General Phetracha listened but he did not agree. He argued that the vision of Khon dancers is limited by the small eyeholes on their Khon masks. He dismissed the dance as folly. It was too mythical. He was not interested in the classical arts as the king was. He did not like the slow pace of the dancers, declaring that soldiers must move quickly. Nor did he like the battle where Vishnu defeated Nontuk because Vishnu had to call on the Monkey Army for assistance. “It’s only myth, a monkey army,” the general scoffed. He did not care for the war between Rama and Ravana. Ravana was known as Tossagun, a ten-headed demon. No, the general thought that the king had more important things to do than play-act. He did not think it was the king’s responsibility to preserve the kingdom’s heritage.
On this particular day that Phaulkon went to see King Narai, the king, seeing him sitting to one side, called him to sit by his side. Phaulkon disliked interrupting His Majesty with matters of state that were disturbing when the king was in such a jubilant mood, as he was this morning, but he had no other choice than to bring up the matter. It was urgent.
“Your Majesty,” Phaulkon said when he was seated, “I would like to settle this Makassar issue once and for all. It has raised its ugly head again.”
King Narai looked squarely at Phaulkon. “My actors make me laugh with their humor but I never thought my King’s Favorite would do the same.”
“But Your Majesty, I speak the truth,” Phaulkon said. “The Makassar are restless and they are a threat to the kingdom.”
“And tell me, how do you intend to settle the Makassar problem?” the king asked.
“Diplomacy.” Phaulkon said. “Diplomacy first, and then if diplomacy does not work, we must resort to force. But only if diplomacy fails.”
“Diplomacy! Do you seriously believe that diplomacy will work with Muslims?” he asked but didn’t want an answer. “And you say if talk does not work, then and only then we will use force. Do you think you can do this alone, without the help of General Phetracha?” Phaulkon was about to speak but the king raised his arm for him to listen. “What do the Makassars want? When they fled their own country, after the Dutch took possession of their lands, I granted them asylum in Siam. I received these proud people honorably and gave them their own quarter outside Ayutthaya, among other quarters reserved for foreign residents. I treated them just like other foreigners. You know that. You were here. Why are they revolting? What do they want from us? What more can we give them?”
“I cannot answer that,” Phaulkon said, “but I do not believe all the Muslims are rebellious. The Makassars are a warlike clan but they don’t represent all Muslims. Nevertheless, I can attempt to find out, only with your permission.”

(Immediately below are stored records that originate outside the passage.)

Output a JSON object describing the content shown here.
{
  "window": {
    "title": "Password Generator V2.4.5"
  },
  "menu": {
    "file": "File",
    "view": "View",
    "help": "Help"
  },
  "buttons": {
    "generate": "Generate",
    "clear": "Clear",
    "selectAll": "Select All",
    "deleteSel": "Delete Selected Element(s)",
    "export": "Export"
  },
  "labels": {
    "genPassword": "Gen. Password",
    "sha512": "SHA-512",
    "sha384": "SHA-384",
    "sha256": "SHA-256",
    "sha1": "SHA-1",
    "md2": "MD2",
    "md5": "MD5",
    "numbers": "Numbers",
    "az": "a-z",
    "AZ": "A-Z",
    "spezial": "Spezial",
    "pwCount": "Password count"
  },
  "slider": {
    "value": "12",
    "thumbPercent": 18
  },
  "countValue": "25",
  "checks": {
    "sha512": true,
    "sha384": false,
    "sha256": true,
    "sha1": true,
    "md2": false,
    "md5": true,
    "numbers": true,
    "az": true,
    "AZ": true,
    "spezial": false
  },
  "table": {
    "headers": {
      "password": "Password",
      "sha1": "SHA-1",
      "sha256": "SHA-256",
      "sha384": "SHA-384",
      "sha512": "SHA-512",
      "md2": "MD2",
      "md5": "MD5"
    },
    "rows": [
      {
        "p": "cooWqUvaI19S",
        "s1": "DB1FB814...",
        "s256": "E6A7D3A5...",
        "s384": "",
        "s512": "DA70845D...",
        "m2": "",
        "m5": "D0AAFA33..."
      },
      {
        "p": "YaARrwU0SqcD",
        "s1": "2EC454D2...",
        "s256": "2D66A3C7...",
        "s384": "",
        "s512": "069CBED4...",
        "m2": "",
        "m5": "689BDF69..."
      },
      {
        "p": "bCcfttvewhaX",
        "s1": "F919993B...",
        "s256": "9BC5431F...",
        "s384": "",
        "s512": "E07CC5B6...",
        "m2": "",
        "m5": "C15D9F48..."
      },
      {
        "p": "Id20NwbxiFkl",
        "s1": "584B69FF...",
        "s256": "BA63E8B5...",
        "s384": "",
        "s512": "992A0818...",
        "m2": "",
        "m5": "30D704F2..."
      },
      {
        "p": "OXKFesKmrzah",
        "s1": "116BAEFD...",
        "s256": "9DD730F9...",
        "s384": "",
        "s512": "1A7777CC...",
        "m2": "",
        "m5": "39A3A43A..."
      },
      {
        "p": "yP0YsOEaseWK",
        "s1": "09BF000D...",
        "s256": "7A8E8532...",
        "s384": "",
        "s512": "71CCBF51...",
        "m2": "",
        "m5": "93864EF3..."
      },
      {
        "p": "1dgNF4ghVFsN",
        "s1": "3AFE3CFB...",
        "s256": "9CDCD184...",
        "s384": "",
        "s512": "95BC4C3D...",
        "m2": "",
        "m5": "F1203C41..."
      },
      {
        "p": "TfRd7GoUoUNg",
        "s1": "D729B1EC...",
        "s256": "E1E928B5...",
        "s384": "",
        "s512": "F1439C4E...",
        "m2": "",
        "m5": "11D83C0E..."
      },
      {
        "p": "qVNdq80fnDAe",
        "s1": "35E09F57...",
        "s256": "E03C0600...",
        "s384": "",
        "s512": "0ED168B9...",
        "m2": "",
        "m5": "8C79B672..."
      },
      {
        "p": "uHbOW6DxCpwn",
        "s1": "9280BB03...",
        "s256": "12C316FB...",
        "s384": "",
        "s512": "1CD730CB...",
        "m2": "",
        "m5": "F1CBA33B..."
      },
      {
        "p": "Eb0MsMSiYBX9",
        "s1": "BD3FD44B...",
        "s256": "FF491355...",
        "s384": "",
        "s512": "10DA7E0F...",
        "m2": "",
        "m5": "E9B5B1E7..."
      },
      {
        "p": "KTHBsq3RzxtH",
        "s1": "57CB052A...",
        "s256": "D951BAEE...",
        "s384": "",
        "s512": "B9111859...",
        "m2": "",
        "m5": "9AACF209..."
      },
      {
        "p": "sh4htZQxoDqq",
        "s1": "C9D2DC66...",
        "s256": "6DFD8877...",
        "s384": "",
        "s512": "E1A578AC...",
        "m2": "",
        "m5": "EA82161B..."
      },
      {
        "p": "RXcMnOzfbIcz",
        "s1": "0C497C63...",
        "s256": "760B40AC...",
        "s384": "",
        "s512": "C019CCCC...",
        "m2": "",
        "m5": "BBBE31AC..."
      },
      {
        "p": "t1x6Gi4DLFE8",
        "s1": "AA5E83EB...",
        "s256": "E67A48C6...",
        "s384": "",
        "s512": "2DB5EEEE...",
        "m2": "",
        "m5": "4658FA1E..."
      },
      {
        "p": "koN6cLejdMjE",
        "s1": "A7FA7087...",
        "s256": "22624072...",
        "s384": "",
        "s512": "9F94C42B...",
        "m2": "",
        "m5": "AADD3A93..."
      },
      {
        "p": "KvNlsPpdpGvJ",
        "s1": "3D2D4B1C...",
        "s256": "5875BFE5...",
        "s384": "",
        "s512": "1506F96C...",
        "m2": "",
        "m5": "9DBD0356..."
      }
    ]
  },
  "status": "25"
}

“And in the meantime what does General Phetracha and his army do? Stand idly by? You know he won’t stand for interference,” the king said. “We can’t aggravate him more than we already have.”
“But this is not war. He must understand that this is only a skirmish to rout out the rebels,” Phaulkon replied. “To get General Phetracha involved might stir up not only the Makassars but all Muslims as well and make for an uprising that would spread like a grass fire throughout the land. No, I say, Your Majesty, the presence of Phetracha and Sorasak ready for battle might ignite something we have been trying to avoid ever since the incident at the elephant hunt. I will attempt to bring the rebel chief Bakar to negotiations.”
The king pondered over Phaulkon’s words for a few moments and then gave voice to his thoughts. ”As for General Phetracha,” he finally said, “I could tell him that his soldiers are needed to guard the palace.” King Narai finally agreed that Phaulkon should investigate the Makassar problem. He told him to proceed, wished him luck and turned to the dancer with the ankle brackets that jangled when he danced. He was praising the dancer for his performance as Phaulkon was leaving.